Scotland and mythological creatures seem to have a fondness for each other. Not only does Scotland boast ownership of the Loch Ness Monster, it has adopted the unicorn as its official animal.
As far back as 1466, the unicorn appeared on the official coin of the realm, and the Royal Coat of Arms sports two rampant unicorns.
In all official representations of the unicorn, the beast is chained, since it was considered virtually untamable and extremely dangerous. Perhaps it is that fierce desire for independence that will forever unite the unicorn and the Scot.
Where does the Tooth Fairy get all that money she leaves under children’s pillows? The original source of that wealth remains a mystery, but the evidence suggests that she keeps it invested in the U.S. stock market. Continue reading →
Benjamin Franklin is credited with some of the greatest ideas of all time. Not only was he the inventor of bifocal glasses, the Franklin stove, and lightning rod, but as one of the Founding Fathers of the United States, his ideas surpassed scientific inquiry and helped create a nation.
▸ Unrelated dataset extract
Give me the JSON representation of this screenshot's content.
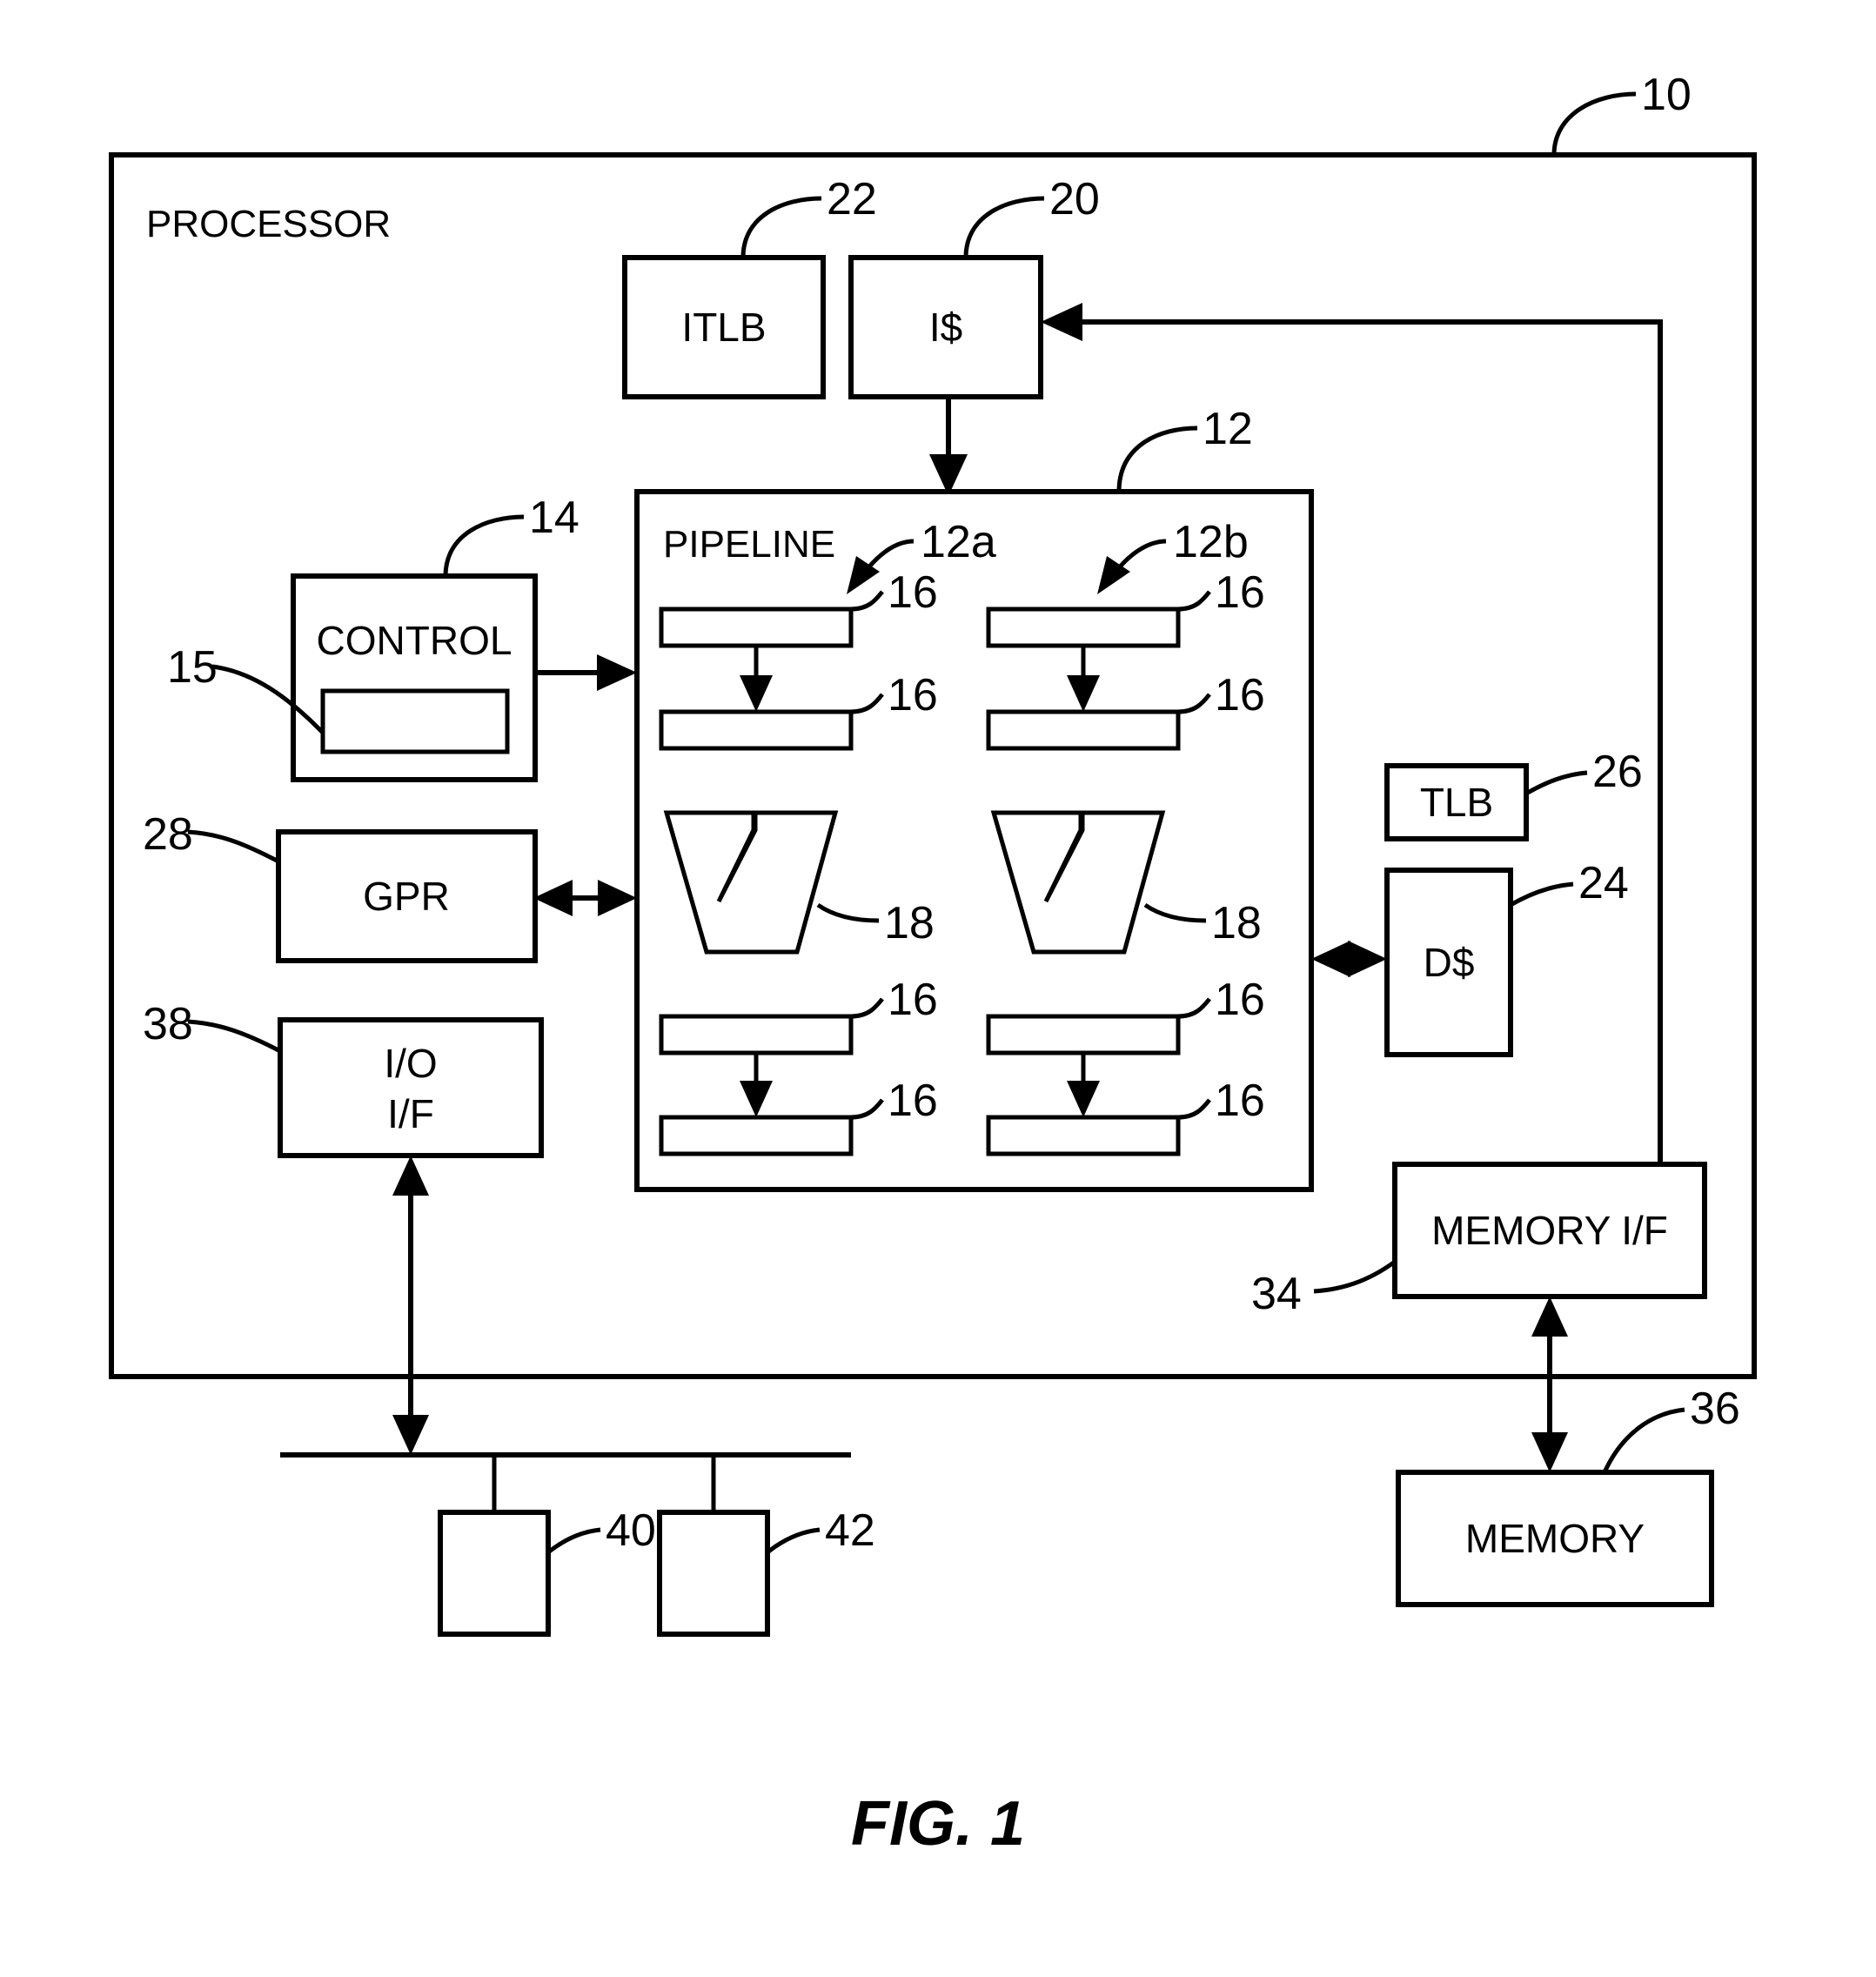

In fact, so wide were his interests that he spoke into virtually every area of human interest, and the world continues to feel his influence today in the arts, medical science, economics, cartography, and much, much more.
For those countries that observe Daylight Savings Time, Franklin’s influence is often remembered with resentment twice each year as the nation adjusts to Daylight Savings Time. Remembering to change all the clocks is almost as bad as the feeling of jet lag for a few days as the body tries to catch up with the extra or missing hour. We have Franklin to thank for this phenomenon.
You can tell a lot about what concerns people by looking at their language. Eskimos have many words for snow. The ancient Greeks had six words for love. It doesn’t take a lot to conclude that these were important things for these cultures.
Based on this, one can reasonably conclude that Scots are quite concerned about being inconvenienced by people of low intelligence. Scotland has at least twenty words and phrases for the word idiot.
These words include: bampot, diddy, div, dunderheed, dolton, eejit, goon, heid-the-baw, huddy, numpty, tube, choob, wallaper, warmer, galoot, dobber, gommy, roaster, daftie, and neap.
Going to Grandma’s house in a one-horse open sleigh might be your ideal means of Christmas travel, but for residents of Caracas, Venezuela, the tradition is for the entire city to roller-skate to early morning Christmas Mass.
When you view a nativity scene, there are certain elements you expect to be present. No nativity scene can be complete without baby Jesus, Mary, and Joseph. Animals, angels, shepherds, and wise men are common, as well. When is the last time you expected to see a pooping man also present? If you live in Catalonia (northeastern Spain and southwestern France) such a sight would not surprise you.
The pooping man is called the Caganer. His origins are somewhat murky but has been around for at least 200 years. A number of theories exist as to why the figure shows up in Nativity scenes, including:
he is fertilizing the earth to bring about prosperity;
he is a symbol of humility;
he is there simply for shock value.
Whatever the reason, the custom is so common that the Roman Catholic Church has grudgingly tolerated the practice of including the Caganer in Nativity scenes, even in the highly-Catholic Catalan region.